Taking a walk through the modern-day facility, you will see many features which detail its history. Old brick walls and original iron railings & wooden handrails on the grand stairwell stand out upon first glance, and welcome you with open arms. Visitors can also see parts of the underside of what used to be the upper seating balcony for the original theater, which held upwards of 2,300 visitors. The current setup, with its six all-digital screens, holds a total capacity of 545. Those of us on the tour were treated to certain areas of the theater not accessible to the general public, including the actual upper balcony of the old layout. We had to be careful where we stepped, so as not to have an unwelcomed run-in with the building’s original air-cooling system. Since actual air-conditioning was not around that long ago, the theater set up massive blocks of ice in the lowest level of the building, and large fans would blow the air up into the above floors through conveniently-located holes in the flooring.

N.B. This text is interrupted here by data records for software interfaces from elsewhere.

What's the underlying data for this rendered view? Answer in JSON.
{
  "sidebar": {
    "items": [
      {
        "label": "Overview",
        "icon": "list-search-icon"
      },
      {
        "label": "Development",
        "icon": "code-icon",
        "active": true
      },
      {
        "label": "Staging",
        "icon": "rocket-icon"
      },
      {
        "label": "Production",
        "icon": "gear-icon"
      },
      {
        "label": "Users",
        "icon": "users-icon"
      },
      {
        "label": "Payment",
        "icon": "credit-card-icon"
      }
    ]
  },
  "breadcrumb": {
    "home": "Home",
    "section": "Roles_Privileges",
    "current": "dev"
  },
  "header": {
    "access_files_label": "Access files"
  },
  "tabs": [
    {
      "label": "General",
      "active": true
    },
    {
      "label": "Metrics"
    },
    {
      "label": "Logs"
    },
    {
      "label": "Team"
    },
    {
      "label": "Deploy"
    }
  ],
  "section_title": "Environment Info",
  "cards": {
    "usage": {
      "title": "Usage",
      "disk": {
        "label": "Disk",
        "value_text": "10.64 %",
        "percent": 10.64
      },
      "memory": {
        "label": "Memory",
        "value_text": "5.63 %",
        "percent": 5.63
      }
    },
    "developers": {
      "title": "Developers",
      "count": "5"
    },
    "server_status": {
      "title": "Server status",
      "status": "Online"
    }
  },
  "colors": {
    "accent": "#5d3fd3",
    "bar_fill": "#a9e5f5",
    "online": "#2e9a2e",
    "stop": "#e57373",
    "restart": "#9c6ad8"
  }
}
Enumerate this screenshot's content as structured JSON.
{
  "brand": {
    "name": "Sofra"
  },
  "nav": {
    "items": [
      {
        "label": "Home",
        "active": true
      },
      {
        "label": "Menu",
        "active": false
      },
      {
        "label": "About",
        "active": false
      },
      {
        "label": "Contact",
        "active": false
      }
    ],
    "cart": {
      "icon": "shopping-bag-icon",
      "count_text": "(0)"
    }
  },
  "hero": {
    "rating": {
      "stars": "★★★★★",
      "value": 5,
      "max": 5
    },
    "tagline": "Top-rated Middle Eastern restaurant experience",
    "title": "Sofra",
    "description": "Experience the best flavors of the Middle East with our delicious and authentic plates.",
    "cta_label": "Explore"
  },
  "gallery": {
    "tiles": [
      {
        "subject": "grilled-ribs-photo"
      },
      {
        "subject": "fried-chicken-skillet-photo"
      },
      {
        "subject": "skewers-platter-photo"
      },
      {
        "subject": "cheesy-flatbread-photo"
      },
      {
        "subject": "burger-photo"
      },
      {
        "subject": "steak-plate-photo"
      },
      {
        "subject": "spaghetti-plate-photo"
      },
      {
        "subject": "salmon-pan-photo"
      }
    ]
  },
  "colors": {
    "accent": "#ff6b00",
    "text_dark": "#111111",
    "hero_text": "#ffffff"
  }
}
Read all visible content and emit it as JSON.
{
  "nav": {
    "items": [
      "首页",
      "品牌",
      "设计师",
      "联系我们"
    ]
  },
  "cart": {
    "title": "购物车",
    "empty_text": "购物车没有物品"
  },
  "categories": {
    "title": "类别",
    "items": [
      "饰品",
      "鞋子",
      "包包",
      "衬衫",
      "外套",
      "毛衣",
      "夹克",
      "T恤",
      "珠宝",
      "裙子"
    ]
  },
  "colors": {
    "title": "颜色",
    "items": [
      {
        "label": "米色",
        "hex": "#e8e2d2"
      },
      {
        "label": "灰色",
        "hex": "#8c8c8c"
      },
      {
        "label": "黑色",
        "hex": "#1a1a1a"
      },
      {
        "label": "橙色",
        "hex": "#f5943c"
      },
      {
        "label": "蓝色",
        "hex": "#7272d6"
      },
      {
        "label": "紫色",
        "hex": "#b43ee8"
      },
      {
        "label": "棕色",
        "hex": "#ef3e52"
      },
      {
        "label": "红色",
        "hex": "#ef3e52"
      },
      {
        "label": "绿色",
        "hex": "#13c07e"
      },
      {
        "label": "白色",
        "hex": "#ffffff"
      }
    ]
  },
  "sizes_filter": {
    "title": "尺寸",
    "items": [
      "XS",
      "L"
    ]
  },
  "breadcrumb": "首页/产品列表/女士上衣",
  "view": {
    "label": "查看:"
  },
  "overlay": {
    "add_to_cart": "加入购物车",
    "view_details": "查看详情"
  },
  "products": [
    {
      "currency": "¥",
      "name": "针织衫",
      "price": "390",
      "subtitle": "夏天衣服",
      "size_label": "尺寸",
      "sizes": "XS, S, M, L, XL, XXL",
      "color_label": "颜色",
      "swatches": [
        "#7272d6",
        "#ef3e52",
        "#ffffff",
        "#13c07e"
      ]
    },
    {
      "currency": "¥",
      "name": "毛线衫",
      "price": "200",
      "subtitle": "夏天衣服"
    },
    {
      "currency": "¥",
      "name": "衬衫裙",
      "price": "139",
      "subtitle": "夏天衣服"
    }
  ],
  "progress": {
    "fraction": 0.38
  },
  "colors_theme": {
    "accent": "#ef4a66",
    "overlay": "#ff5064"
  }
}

Also included on the “not-for-the-public” portion of the tour were the housing areas for the theater’s electronics. Each of the six theaters has its own housing area, holding the computers that power the all-digital players and their respective projectors. One main control room allows staff to monitor quality control over all six rooms. Also, we learned that AMC headquarters (located a very short distance from AMC Main Street Theater) has the ability, from the headquarters building, to remotely monitor quality control over not only the six rooms at this theater, but also every room at the other 10 all-digital AMC locations around the country (and one in Toronto).
Let us not undervalue the work that has gone into the new materials that are now housed within historic walls. All restroom facilities are energy-efficient: low-flow toilets, low-powered (but plenty of light output) LED lighting, and motion-sensored faucets. Many of the new walls, as well as carpets, are environmentally friendly, and when the time comes for carpeting to be pulled up and replaced, it is 100% recycleable. If you get a chance to visit AMC Main Street, look around. You’ll see markers here and there showing what AMC has done to be very Green with their renovation. It all seemed very appropriate, as our tour was taking place on Earth Day 2009.
The old lobby at street-level along 14th Street is now the Marquee Bar & Grill. In this area, you can grab a bite to eat and a choice drink, as well as utilizing a lounge seating area equipped with very comfortable couches and three HD flat-panel screens (at the time of our visit, they were airing playoff hockey as well as the Royals and Cardinals baseball games). Three theater rooms are on the first floor – two of which seat 76, the third room will hold 283. The upper level holds the other three theater rooms – all with smaller capacity (the larger holds around 65, the smaller two will hold around 24 each). Interesting fact: the circular entryway for the 2 restrooms and three Cinema Suites on the upper level is perfectly acoustic. Stand in the middle and talk, and listen to your voice echo in all directions around you.
Our actual movie-going experience was a surprise. We had been informed ahead of time that we would be seeing Valkyrie (starring Tom Cruise). Just before dimming the lights, we were informed that “due to an inability to get ahold of the movie in time”, we would not be getting to see Valkyrie. Instead, we would be getting to see The Brothers Bloom (starring Rachel Weisz, Adrien Brody and Mark Ruffalo), which won’t even be released nationwide until May 29th. Without giving much away from the movie itself, let me simply say that the seat transducers (aka the “Butt-Kickers”) that fill your seat with low-frequency vibrations got their workout and gave an extra dimension to the overall experience.
Once again, AMC hits a home run in the category of class. To steal a quote from Ferris Bueller’s Day Off: “If you have the means, I highly recommend it. It is SO choice”.